Instructions for the task » What lines below include the string "this"? Pick them out and copy them.

Excerpts from an interface dataset:
================

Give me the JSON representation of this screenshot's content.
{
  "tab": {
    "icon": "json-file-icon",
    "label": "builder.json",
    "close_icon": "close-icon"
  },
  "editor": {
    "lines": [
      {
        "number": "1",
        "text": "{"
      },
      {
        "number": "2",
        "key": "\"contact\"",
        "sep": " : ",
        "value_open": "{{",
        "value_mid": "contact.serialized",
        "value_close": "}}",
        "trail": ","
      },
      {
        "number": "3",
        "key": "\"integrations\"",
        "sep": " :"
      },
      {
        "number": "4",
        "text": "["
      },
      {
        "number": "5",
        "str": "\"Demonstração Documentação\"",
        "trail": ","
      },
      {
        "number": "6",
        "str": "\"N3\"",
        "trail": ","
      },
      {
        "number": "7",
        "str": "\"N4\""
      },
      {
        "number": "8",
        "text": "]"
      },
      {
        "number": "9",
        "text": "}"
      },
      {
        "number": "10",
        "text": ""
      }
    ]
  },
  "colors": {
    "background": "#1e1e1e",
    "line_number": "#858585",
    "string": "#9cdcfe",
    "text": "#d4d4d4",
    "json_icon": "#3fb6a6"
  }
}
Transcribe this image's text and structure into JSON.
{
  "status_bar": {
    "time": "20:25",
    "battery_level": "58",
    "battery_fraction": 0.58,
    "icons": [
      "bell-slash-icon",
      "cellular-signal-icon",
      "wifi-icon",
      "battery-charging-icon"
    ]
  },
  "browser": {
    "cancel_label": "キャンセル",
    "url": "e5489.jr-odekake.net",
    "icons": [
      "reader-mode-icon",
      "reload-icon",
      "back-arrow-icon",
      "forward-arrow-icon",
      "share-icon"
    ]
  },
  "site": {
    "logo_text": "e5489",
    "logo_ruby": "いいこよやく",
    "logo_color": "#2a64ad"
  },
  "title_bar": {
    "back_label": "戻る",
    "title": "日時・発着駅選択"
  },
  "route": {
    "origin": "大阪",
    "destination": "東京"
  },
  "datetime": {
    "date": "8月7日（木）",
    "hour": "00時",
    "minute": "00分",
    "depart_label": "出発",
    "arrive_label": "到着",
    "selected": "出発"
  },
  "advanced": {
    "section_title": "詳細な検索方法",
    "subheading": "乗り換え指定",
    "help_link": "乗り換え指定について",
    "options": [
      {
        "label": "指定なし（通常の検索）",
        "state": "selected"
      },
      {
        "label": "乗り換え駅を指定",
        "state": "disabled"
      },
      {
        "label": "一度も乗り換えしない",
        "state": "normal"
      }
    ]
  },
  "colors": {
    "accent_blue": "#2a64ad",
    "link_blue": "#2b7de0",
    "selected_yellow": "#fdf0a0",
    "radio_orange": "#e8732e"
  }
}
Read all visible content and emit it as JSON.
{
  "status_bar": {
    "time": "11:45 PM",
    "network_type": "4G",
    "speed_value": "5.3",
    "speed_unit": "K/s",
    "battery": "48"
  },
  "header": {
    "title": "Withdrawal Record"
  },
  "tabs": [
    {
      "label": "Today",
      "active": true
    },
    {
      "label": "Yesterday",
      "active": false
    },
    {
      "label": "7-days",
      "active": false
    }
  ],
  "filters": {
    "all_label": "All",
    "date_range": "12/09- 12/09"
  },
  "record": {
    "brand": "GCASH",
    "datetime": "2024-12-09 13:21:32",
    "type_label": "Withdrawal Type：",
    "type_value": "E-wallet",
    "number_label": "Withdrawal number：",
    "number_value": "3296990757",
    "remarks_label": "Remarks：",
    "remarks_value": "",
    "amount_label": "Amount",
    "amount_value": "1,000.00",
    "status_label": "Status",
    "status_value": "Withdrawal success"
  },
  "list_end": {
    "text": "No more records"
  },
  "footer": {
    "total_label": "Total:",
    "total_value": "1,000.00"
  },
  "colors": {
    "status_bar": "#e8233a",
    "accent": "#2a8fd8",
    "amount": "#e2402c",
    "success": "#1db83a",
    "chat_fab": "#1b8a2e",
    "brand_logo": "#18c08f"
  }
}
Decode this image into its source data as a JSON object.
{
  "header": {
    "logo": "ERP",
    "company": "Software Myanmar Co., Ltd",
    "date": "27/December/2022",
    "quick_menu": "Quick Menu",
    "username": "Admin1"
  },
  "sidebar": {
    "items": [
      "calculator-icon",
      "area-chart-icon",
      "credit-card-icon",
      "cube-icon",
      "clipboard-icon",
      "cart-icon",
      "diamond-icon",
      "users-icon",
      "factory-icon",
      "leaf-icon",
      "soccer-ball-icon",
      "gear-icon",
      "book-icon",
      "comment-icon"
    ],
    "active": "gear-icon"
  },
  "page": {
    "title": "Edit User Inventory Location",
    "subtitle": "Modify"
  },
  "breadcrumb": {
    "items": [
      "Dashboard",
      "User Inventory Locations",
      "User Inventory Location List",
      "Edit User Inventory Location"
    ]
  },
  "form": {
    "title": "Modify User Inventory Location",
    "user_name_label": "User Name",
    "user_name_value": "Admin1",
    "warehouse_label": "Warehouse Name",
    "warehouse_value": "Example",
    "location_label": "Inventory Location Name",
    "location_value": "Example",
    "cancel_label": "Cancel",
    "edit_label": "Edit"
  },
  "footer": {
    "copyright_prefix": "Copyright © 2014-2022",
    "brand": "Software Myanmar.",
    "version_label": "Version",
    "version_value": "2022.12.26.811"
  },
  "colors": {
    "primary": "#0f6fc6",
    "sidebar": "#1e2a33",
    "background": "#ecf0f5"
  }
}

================

Exercise output »
Give me the JSON representation of this screenshot's content.
Transcribe this image's text and structure into JSON.
Decode this image into its source data as a JSON object.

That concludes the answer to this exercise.